The medications that have so far been discussed are all aim to increase dopaminergic activity in the striatum. These reduce the activity of the neurotransmitter acetylcholine, by acting as antagonists at cholinergic receptors. While their role is limited and they are now prescribed infrequently, they may offer some benefit in improving rigidity and tremor in PD. Loss of dopaminergic neurons results in disturbance of the normal balance between dopamine and acetylcholine in the brain, and anticholinergic drugs may lead to restoration and maintenance of the normal balance between these two neurotransmitters.
The main role of these drugs is in young patients at early stages of the disease for the relief of mild movement symptoms, particularly tremors and muscle stiffness. They are generally avoided in elderly patients or those with cognitive problems, due to an increased risk of confusion with this class of drugs.
- Examples of anticholinergics include benztropine, orphenadrine, procyclidine, and trihexyphenidyl (Benzhexol).
- Common adverse effects of anticholinergic drugs include memory problems, drowsiness, constipation, sedation, urinary retention, blurred vision, tachycardia, and delirium. Increased side effects are typically seen in the elderly, when compared with younger adults.
Amantadine[edit | edit source]
Amantadine was initially developed as an antiviral medication to treat influenza in the 1960s; later it was realized that it can be used as a treatment for PD, and this use was confirmed in clinical trials. It acts as a nicotinic antagonist, dopamine agonist, and noncompetitive NMDA antagonist.
Immediate-release amantadine is a mild agent that is used in early and advanced PD to help tremor. In recent years, amantadine has also been found useful in reducing dyskinesias that occur with dopamine medication. In 2017, an extended-release form of amantadine (Gocovri) was the first drug approved by the FDA specifically to treat dyskinesia in Parkinson's.
Physiotherapy Implications[edit | edit source]
References[edit | edit source]
- Pharmaceutical Journal Parkinson’s disease: management and guidance Available: https://pharmaceutical-journal.com/article/ld/parkinsons-disease-management-and-guidance(accessed 14.4.20220
- PD care New York Taking Control: Medications for Parkinson's Available from: https://www.youtube.com/watch?v=T8VojsSvv4E (last accessed 8.11.2019)
- Zahoor I, Shafi A, Haq E. Pharmacological treatment of Parkinson’s disease. Exon Publications. 2018 Dec 21:129-44. Available:https://www.ncbi.nlm.nih.gov/books/NBK536726/(accessed 14.4.2022)

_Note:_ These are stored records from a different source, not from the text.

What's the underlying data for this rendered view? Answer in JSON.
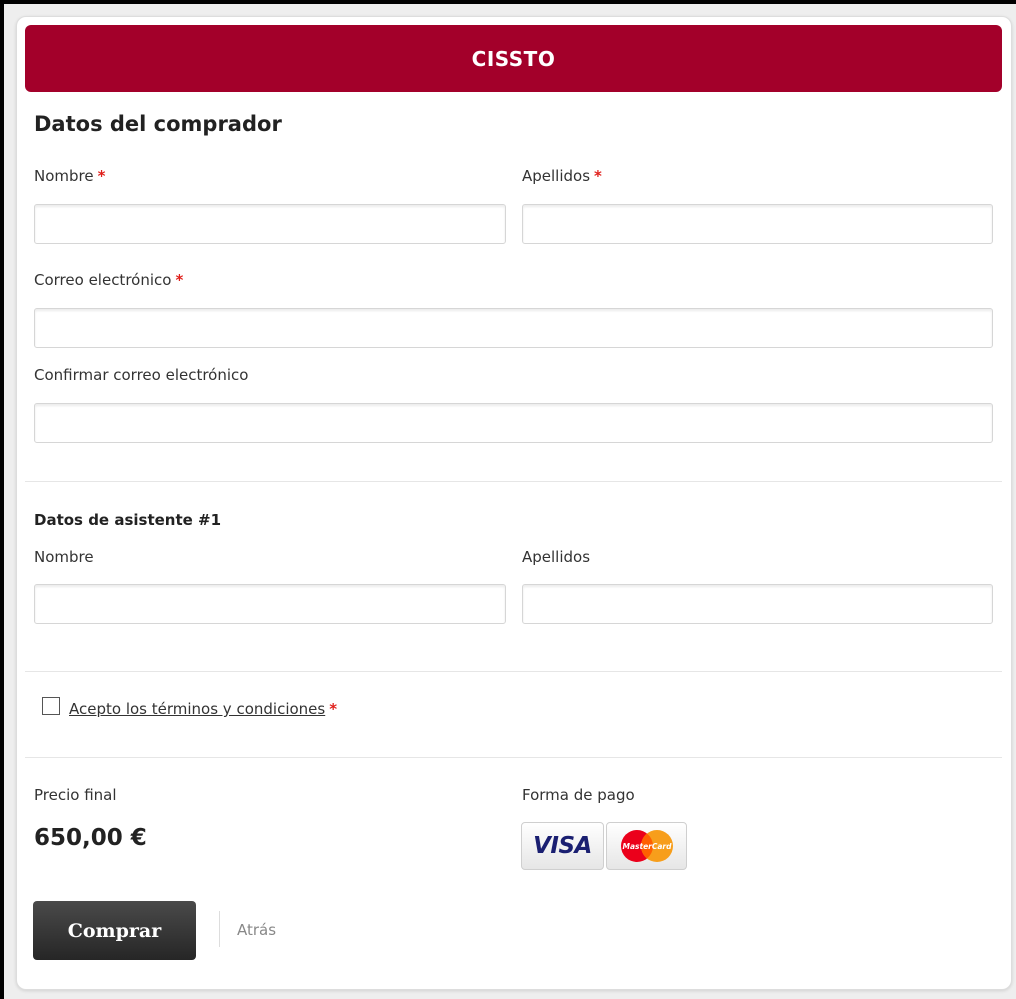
{
  "header": {
    "title": "CISSTO"
  },
  "buyer": {
    "title": "Datos del comprador",
    "first_name_label": "Nombre",
    "last_name_label": "Apellidos",
    "email_label": "Correo electrónico",
    "confirm_email_label": "Confirmar correo electrónico",
    "required_mark": "*",
    "first_name_value": "",
    "last_name_value": "",
    "email_value": "",
    "confirm_email_value": ""
  },
  "attendee": {
    "title": "Datos de asistente #1",
    "first_name_label": "Nombre",
    "last_name_label": "Apellidos",
    "first_name_value": "",
    "last_name_value": ""
  },
  "terms": {
    "link_text": "Acepto los términos y condiciones",
    "required_mark": "*",
    "checked": false
  },
  "payment": {
    "price_label": "Precio final",
    "price_value": "650,00 €",
    "method_label": "Forma de pago",
    "methods": [
      "VISA",
      "MasterCard"
    ]
  },
  "actions": {
    "buy_label": "Comprar",
    "back_label": "Atrás"
  },
  "colors": {
    "brand": "#a3002a",
    "required": "#e0201c",
    "button": "#333333",
    "visa": "#1a1f71",
    "mc_red": "#eb001b",
    "mc_orange": "#f79e1b"
  }
}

- Teo KC, Ho SL. Monoamine oxidase-B (MAO-B) inhibitors: implications for disease-modification in Parkinson’s disease. Translational neurodegeneration 2013 Dec;2(1):19.
- Regina Katzenschlager MD, W. P. Apomorphine subcutaneous infusion in patients with Parkinson's with persistent motor fluctuations (TOLEDO): a multicentre, double-blind, randomised, placebo-controlled trial. The Lancet Neurology, 2018;(9):749-759. doi: 10.1016/S1474-4422(18)30239-
- Auffret M, D. S. (2018) Pharmacological Insights into the Use of Apomorphine in Parkinson's: Clinical Relevance. Clinical Drug Investigation, 2018; 38(4) 287-312. doi: 10.1007/s40261-018-0619-3.
- Brocks, D. R. Anticholinergic drugs used in Parkinson's: An overlooked class of drugs from a pharmacokinetic perspective. J Pharmaceut Sci.https://sites.ualberta.ca/~csps/JPPS2(2)/D.Brocks2/anticholinergic.htm. August 22, 1999. Accessed November 5, 2018
- PD org Amantadine Available;https://www.parkinson.org/Understanding-Parkinsons/Treatment/Prescription-Medications/Amantadine-Symmetrel (accessed 15.4.2022)